— AIM OF THE TASK —
The number needed is how many lines of the data hold the string "istanbuljs". Give that number and nothing more.

(Dataset rows describing interfaces)
··········

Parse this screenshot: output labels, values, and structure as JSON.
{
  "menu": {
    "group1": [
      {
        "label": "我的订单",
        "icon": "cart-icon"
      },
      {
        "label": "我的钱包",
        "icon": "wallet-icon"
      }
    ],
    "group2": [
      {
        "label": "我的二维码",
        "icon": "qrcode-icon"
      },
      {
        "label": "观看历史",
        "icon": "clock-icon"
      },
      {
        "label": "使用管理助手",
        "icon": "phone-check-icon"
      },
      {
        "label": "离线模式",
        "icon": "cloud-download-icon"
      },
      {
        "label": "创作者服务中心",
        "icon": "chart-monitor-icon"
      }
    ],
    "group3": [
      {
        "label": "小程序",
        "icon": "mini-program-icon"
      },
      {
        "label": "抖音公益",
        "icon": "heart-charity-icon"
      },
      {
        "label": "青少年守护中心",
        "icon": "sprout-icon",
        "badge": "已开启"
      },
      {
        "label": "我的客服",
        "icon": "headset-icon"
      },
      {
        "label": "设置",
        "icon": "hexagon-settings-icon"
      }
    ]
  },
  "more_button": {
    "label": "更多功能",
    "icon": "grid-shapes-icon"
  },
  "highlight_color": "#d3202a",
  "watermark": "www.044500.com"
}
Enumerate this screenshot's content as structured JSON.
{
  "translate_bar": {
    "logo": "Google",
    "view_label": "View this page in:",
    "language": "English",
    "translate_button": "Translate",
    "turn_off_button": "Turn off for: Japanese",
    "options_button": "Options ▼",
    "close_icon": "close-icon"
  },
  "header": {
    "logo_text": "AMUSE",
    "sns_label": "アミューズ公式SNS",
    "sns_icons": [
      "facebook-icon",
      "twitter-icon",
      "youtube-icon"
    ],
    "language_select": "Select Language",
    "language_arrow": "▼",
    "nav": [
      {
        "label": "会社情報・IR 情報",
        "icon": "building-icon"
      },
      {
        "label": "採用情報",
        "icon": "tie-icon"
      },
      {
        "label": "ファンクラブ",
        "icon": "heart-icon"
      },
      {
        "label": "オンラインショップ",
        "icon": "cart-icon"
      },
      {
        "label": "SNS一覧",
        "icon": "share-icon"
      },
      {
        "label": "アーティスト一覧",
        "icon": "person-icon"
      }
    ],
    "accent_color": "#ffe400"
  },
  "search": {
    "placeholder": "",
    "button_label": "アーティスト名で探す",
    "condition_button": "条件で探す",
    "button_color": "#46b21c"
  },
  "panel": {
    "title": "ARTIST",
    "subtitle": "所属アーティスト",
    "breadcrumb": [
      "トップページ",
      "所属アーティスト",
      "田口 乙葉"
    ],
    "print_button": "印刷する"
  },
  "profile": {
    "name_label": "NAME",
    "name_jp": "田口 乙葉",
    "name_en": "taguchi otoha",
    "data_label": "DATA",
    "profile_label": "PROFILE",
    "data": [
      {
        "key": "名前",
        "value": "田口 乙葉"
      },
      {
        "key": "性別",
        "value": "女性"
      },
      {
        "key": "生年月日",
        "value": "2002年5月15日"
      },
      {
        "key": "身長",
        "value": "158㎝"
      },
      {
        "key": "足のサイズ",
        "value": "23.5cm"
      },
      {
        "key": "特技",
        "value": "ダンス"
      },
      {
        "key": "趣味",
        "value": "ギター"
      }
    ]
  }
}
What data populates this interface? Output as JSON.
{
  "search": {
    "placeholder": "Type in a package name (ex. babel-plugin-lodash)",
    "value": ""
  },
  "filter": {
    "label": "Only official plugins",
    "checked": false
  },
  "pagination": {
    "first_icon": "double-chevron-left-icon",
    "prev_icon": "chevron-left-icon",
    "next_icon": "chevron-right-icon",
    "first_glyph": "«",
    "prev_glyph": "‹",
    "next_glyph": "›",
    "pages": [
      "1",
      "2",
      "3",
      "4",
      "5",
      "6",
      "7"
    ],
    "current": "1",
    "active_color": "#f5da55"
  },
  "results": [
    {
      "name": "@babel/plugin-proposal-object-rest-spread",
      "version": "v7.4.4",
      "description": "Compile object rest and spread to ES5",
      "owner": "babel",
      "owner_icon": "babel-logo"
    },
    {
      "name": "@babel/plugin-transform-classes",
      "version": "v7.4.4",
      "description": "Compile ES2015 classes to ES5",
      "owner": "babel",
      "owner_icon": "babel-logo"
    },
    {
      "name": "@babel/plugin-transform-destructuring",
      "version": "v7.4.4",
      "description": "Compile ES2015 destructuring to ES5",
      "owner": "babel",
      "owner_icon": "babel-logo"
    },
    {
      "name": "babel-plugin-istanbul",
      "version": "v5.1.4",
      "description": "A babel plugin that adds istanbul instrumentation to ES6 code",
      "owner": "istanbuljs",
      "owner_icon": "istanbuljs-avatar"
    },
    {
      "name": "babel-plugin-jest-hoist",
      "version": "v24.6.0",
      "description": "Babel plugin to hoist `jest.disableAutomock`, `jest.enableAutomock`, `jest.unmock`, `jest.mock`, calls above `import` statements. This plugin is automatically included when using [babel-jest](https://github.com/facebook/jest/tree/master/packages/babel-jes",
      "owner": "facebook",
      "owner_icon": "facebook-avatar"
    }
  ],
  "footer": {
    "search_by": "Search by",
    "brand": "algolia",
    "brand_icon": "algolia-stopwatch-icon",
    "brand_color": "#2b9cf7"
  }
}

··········

— EXERCISE SOLUTION —
2